RECORDS FOR THE EXERCISE
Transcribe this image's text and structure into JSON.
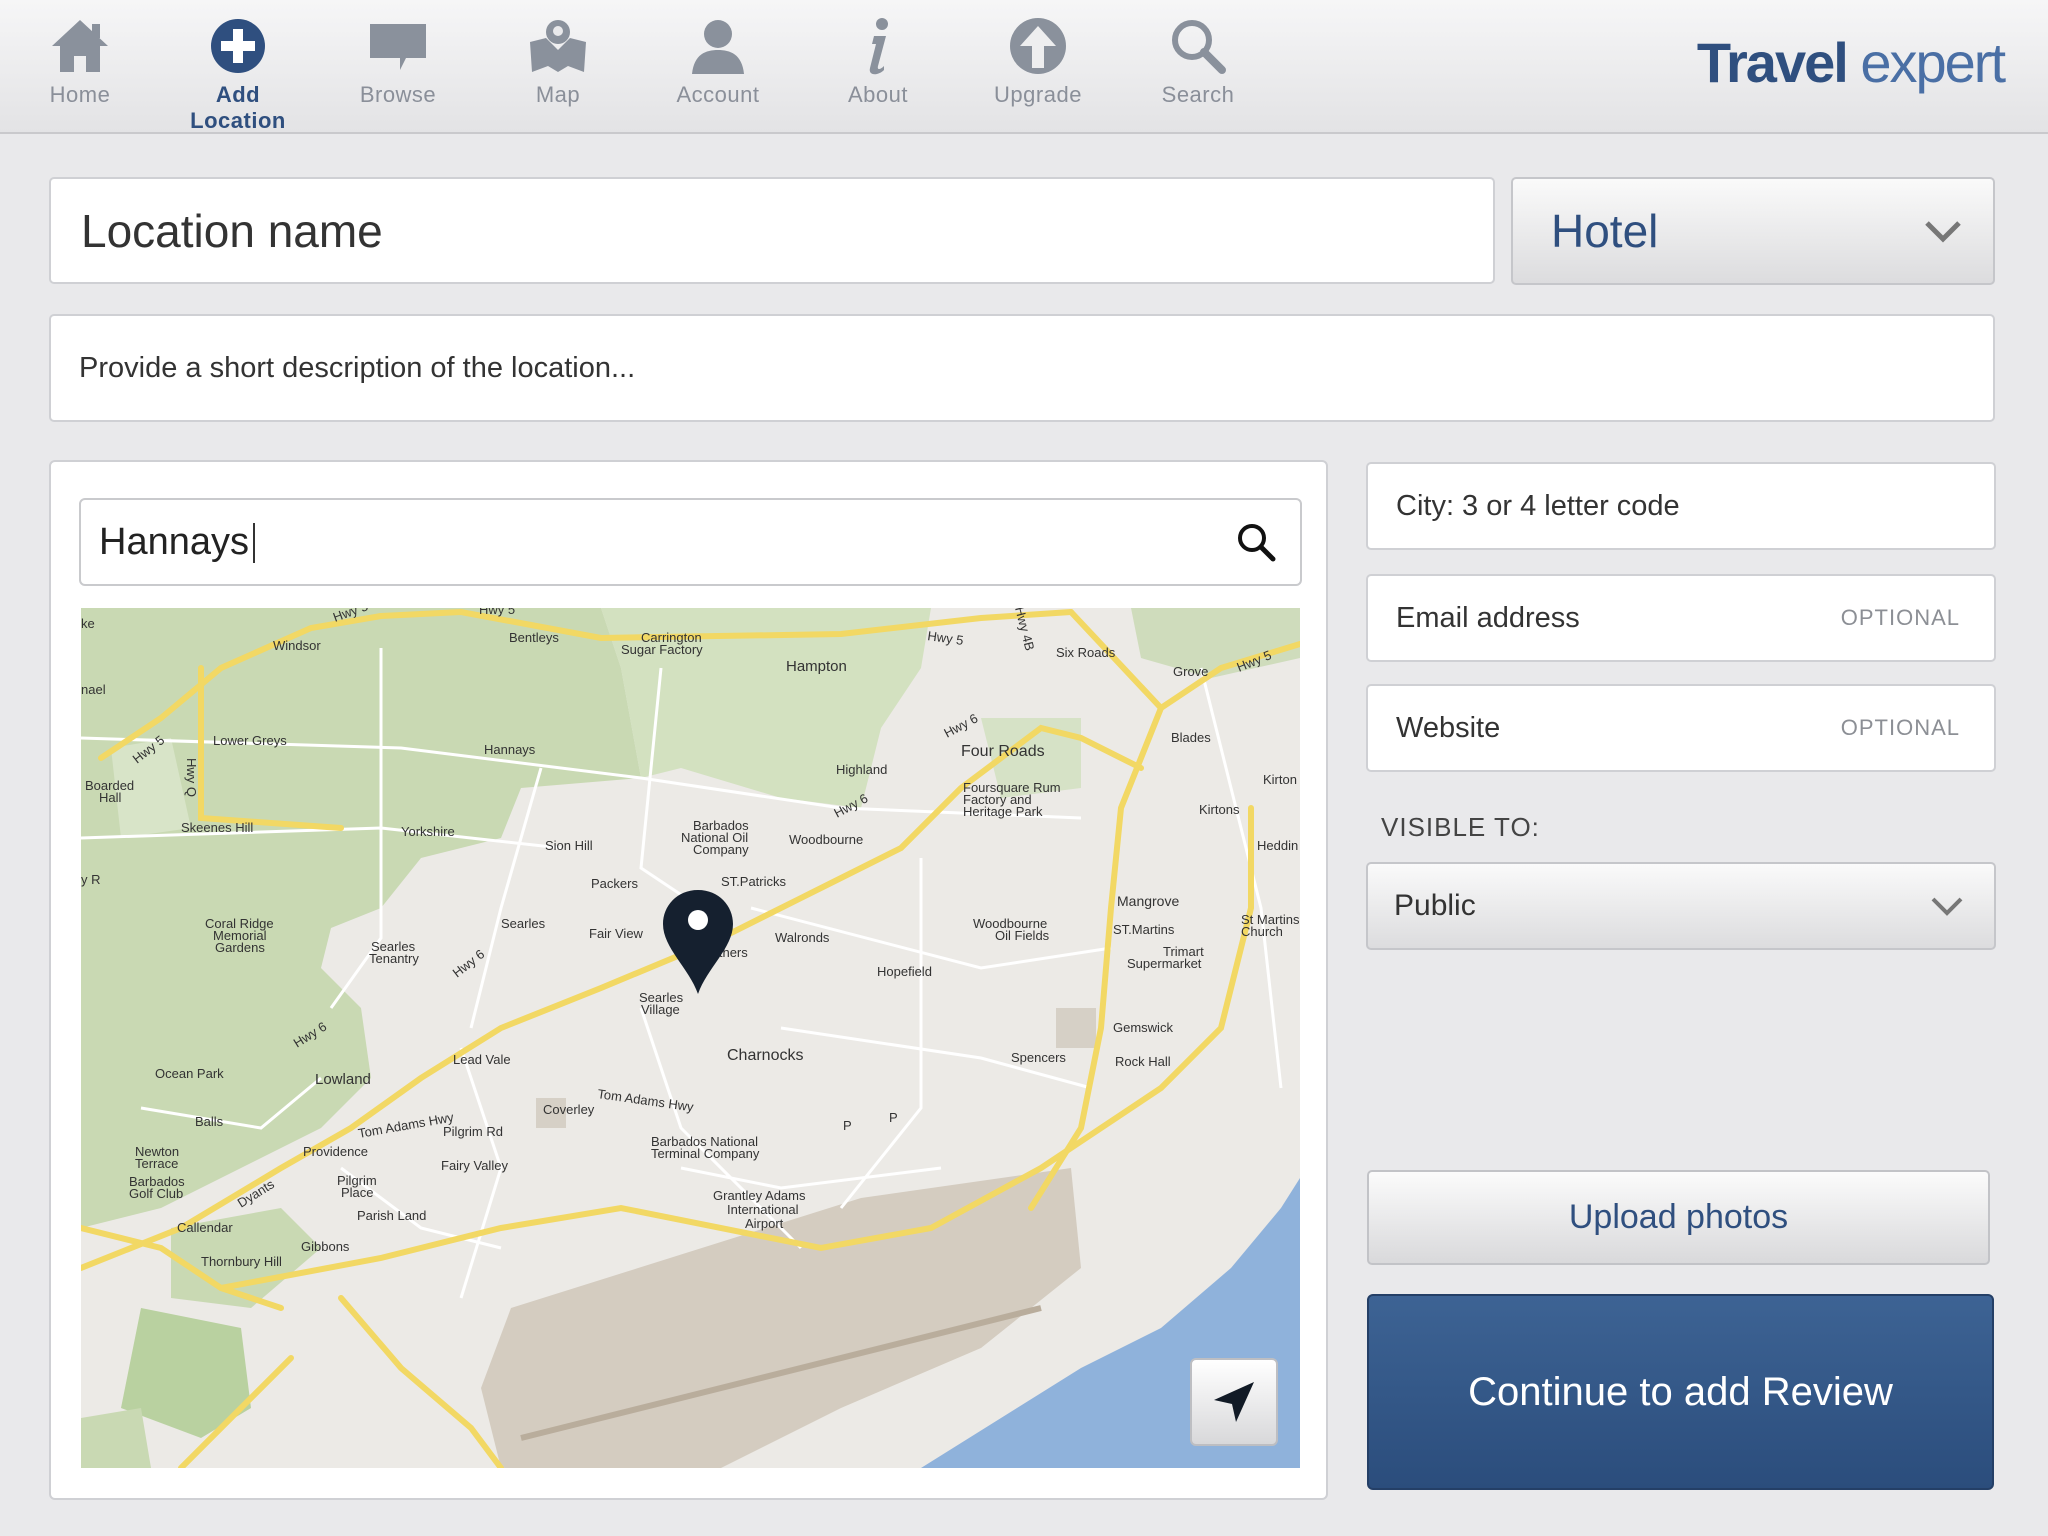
{
  "nav": {
    "items": [
      {
        "label": "Home",
        "icon": "home-icon"
      },
      {
        "label": "Add Location",
        "icon": "plus-circle-icon",
        "active": true
      },
      {
        "label": "Browse",
        "icon": "speech-bubble-icon"
      },
      {
        "label": "Map",
        "icon": "map-pin-icon"
      },
      {
        "label": "Account",
        "icon": "user-icon"
      },
      {
        "label": "About",
        "icon": "info-icon"
      },
      {
        "label": "Upgrade",
        "icon": "upload-arrow-icon"
      },
      {
        "label": "Search",
        "icon": "magnifier-icon"
      }
    ],
    "brand": {
      "part1": "Travel",
      "part2": "expert"
    }
  },
  "form": {
    "location_name_placeholder": "Location name",
    "type_select_value": "Hotel",
    "description_placeholder": "Provide a short description of the location...",
    "map_search_value": "Hannays",
    "city_placeholder": "City: 3 or 4 letter code",
    "email_placeholder": "Email address",
    "email_optional": "OPTIONAL",
    "website_placeholder": "Website",
    "website_optional": "OPTIONAL",
    "visible_to_label": "VISIBLE TO:",
    "visible_to_value": "Public",
    "upload_label": "Upload photos",
    "continue_label": "Continue to add Review"
  },
  "colors": {
    "accent": "#2f4f7f",
    "button_primary": "#35588a",
    "water": "#8fb2db",
    "green_area": "#c9d9b3",
    "road": "#f2d864"
  },
  "map": {
    "labels": {
      "windsor": "Windsor",
      "bentleys": "Bentleys",
      "carrington": "Carrington",
      "sugar_factory": "Sugar Factory",
      "hampton": "Hampton",
      "six_roads": "Six Roads",
      "grove": "Grove",
      "lower_greys": "Lower Greys",
      "hannays": "Hannays",
      "four_roads": "Four Roads",
      "highland": "Highland",
      "blades": "Blades",
      "kirton": "Kirton",
      "kirtons": "Kirtons",
      "boarded": "Boarded",
      "hall": "Hall",
      "skeenes_hill": "Skeenes Hill",
      "yorkshire": "Yorkshire",
      "sion_hill": "Sion Hill",
      "barbados": "Barbados",
      "national_oil": "National Oil",
      "company": "Company",
      "woodbourne": "Woodbourne",
      "foursquare": "Foursquare Rum",
      "factory_and": "Factory and",
      "heritage_park": "Heritage Park",
      "heddin": "Heddin",
      "packers": "Packers",
      "st_patricks": "ST.Patricks",
      "mangrove": "Mangrove",
      "coral_ridge": "Coral Ridge",
      "memorial": "Memorial",
      "gardens": "Gardens",
      "searles": "Searles",
      "fair_view": "Fair View",
      "walronds": "Walronds",
      "lowthers": "Lowthers",
      "woodbourne2": "Woodbourne",
      "oil_fields": "Oil Fields",
      "st_martins": "ST.Martins",
      "st_martins_church1": "St Martins",
      "st_martins_church2": "Church",
      "trimart": "Trimart",
      "supermarket": "Supermarket",
      "searles_tenantry1": "Searles",
      "searles_tenantry2": "Tenantry",
      "hopefield": "Hopefield",
      "searles_village1": "Searles",
      "searles_village2": "Village",
      "gemswick": "Gemswick",
      "lead_vale": "Lead Vale",
      "charnocks": "Charnocks",
      "spencers": "Spencers",
      "rock_hall": "Rock Hall",
      "ocean_park": "Ocean Park",
      "lowland": "Lowland",
      "tom_adams_hwy": "Tom Adams Hwy",
      "coverley": "Coverley",
      "balls": "Balls",
      "pilgrim_rd": "Pilgrim Rd",
      "newton": "Newton",
      "terrace": "Terrace",
      "providence": "Providence",
      "barbados_terminal1": "Barbados National",
      "barbados_terminal2": "Terminal Company",
      "fairy_valley": "Fairy Valley",
      "barbados_golf1": "Barbados",
      "barbados_golf2": "Golf Club",
      "pilgrim_place1": "Pilgrim",
      "pilgrim_place2": "Place",
      "dyants": "Dyants",
      "grantley1": "Grantley Adams",
      "grantley2": "International",
      "grantley3": "Airport",
      "parish_land": "Parish Land",
      "callendar": "Callendar",
      "gibbons": "Gibbons",
      "thornbury": "Thornbury Hill",
      "hwy5": "Hwy 5",
      "hwy6": "Hwy 6",
      "hwy_q": "Hwy Q",
      "hwy4b": "Hwy 4B",
      "ke": "ke",
      "nael": "nael",
      "y_r": "y R",
      "p": "P"
    }
  }
}
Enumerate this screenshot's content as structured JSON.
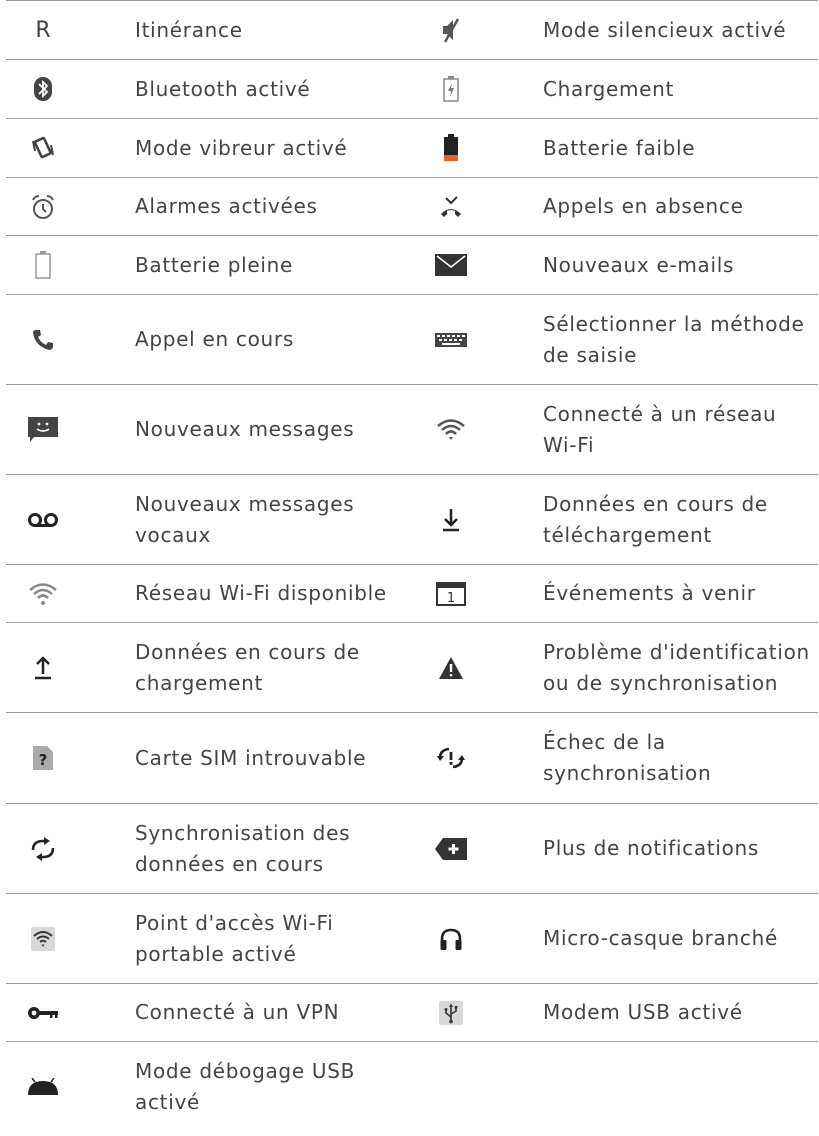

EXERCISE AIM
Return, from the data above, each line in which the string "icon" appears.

COMPLETED EXERCISE
        "icon": "home-icon"
        "icon": "plus-circle-icon",
        "icon": "speech-bubble-icon"
        "icon": "map-pin-icon"
        "icon": "user-icon"
        "icon": "info-icon"
        "icon": "upload-arrow-icon"
        "icon": "magnifier-icon"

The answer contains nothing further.